We’ve been experiencing a bit of radio silence over here in Football Foodie land after the Super Bowl, and for that I apologize. I’ve been trying to wrap up a few other projects this month that sadly don’t involve cooking and posting recipes, but now that it’s Bracket Season* we all have an excuse for a little extra snacking to go along with our sports.
Toasted Sesame Edamame Dip
I’ve had a lot of different edamame hummus dips over the years, but the ones that always taste the freshest are the ones that forgo tahiniÂ — as I have said many times in the past, if it doesn’t have tahini, it isn’t really a hummus, and are really just an edamame dip.
Edamame and toasted sesame seeds go together like two very different plant seeds or brother from another tree mother in a pod. The brightness of the edamame is enriched with the smokiness of the sesame, then made a touch sharper with the lemon and the salt. If you want to add a little heat with some cayenne or add some cumin you can, but you run the risk of overpowering the earthiness of the soybeans and the complexity of the sesame.
Sure, you could argue that toasting sesame seeds and then blending them into your dip is just about the same as using tahini (which is ground sesame seeds), but the taste profile in this dip more nuanced and layered than if you you were to just throw a tablespoon of tahini in the mix.
You will need…
16 ounces shelled edamame, cooked and cooled
2 tablespoons sesame seeds, plus pinch more for garnish
1 clove garlic, peeled
1-2 teaspoons sea salt
1/2 teaspoon ground pepper
juice from 1/2 a medium lemon (about 1 1/2 tablespoons)
1 tablespoon sesame oil, plus a dash more for topping
6 ounces wonton wrappers (1/2 12 ounce package is usually enough chips)
Cooking spray or vegetable oil
I usually buy frozen shelled edamame, cook the beans in boiling water with a pinch of salt for about five to six minutes, drain, and then immediately run under cold water to cool so they do not become over-cooked and mushy.
When shopping for sesame oil, I’ve found that grocery stores tend stock it in both the olive oil section and ethnic food aisles. Large, expensive bottles of sesame oil are always next to the olive oil where the $9 -$12 price point doesn’t seem out of line, but if you walk over a few aisles to the other side of the store and look in Asian food section, you can usually find much smaller bottles that are cheaper per ounce.
One clove of garlic is enough. Resist the urge we all have to make “50 Cloves of Garlic and By The Way There Is Also Some Edamame In Here Too” dip.
Preheat the oven to 325Âº.

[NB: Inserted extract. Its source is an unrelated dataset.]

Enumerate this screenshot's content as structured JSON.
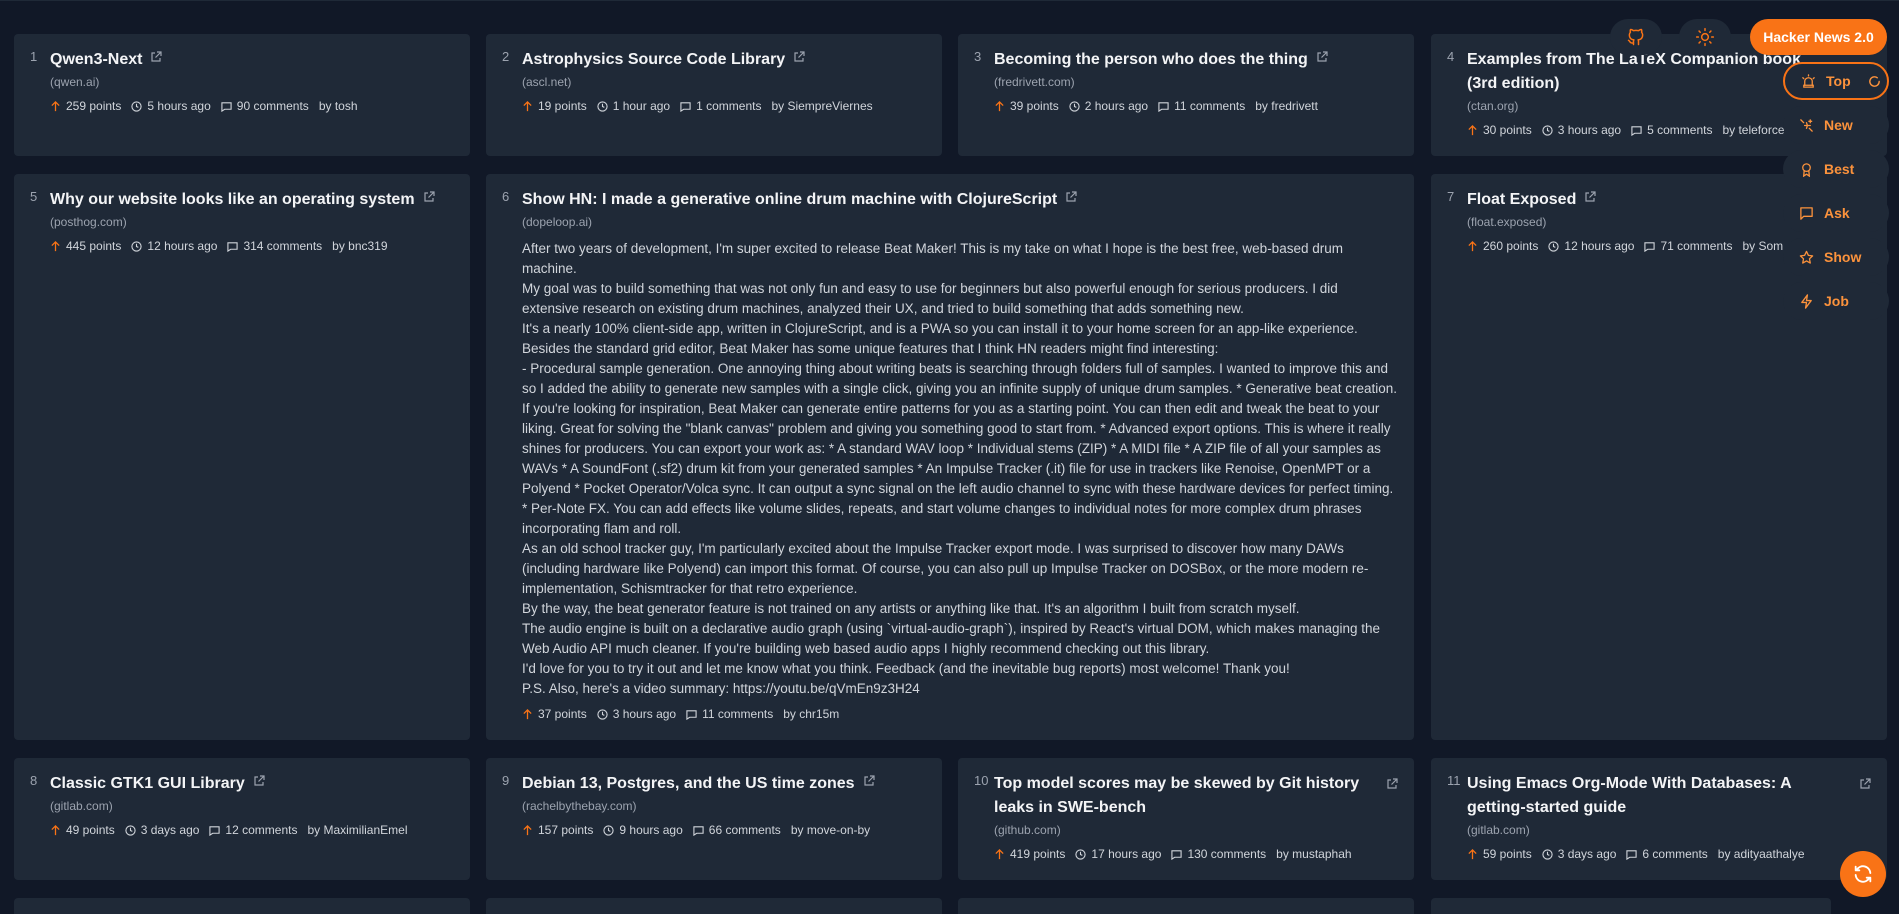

Cook the shelled edamame according to package directions (which will vary if you bought frozen or fresh), cool immediately in cold water and then drain.
While preparing the edamame, while the wonton wrappersÂ are still in their “block”, chop them in half and then separate into individual slices. Place on a lined cookie sheet and very lightly brush with oil or just lightly spray with cooking oil. Bake in a 325Âº oven until golden brown, about 7-10 minutes. Set aside for serving.
Toast the sesame seeds in dry skillet over medium heat, tossing in the pan every few minutes.
Eventually you’ll hear a light cracking sound and the seeds will become fragrant while taking on a golden brown hue. Remove from heat once toasted. Set a aside a pinch of the seeds to use as a garnish.
You can buy toasted sesame seeds, but they’re never as fresh tasting and you need to use much more of them get the right amount of impact sesame in your dip. Avoid them if possible and toast them yourself.
In either a food processor, chopper, a traditional blender, using a stick blender in a bowl, or if you have the strength and the patience, a hand pastry cutter, combine the cooled edamame, toasted sesame seeds, a clove of garlic, ground pepper and 1 teaspoon of sea salt.
Blend until combined and the beans have taken on a paste-like thickness. Drizzle in the sesame oil and the lemon juice and blend again until the dip has reached a nice, thick consistency.
Taste for seasoning, adding more salt if needed and blend again. (Disclosure: I always add the second teaspoon of sea salt.) If you would like a thinner dip, blend with a tablespoon or so of cold water.
Top with a light drizzle of sesame oil and the remaining toasted sesame seeds. Serve with the wonton chips.
If you don’t feel like bothering with the wontons, this dip is also excellent with endive leaves, rice crackers or even unsalted pretzels. This dip can be made a few days ahead of time and refrigerated and is find served either cold or at room temperature.
*No, I am not making recipes for all 64 teams of the NCAA Tournament. I learned that lesson the hard way last year with the World Cup. Plus,Â I’d have to be worried about those damn play-in recipes which would probably be me just throwing half a box of Samoas on a plate and yelling, “JUST EAT THESE AND GET YOUR OWN DAMN BEER.”
i would think adding a touch of wasabi would give it a little burst of flavor. not a lot, just a bit. my friend also suggested some garlic.
HA on more garlic than already called for.
Good idea on the wasabi though. I usually don’t put it in anything, not even my sushi.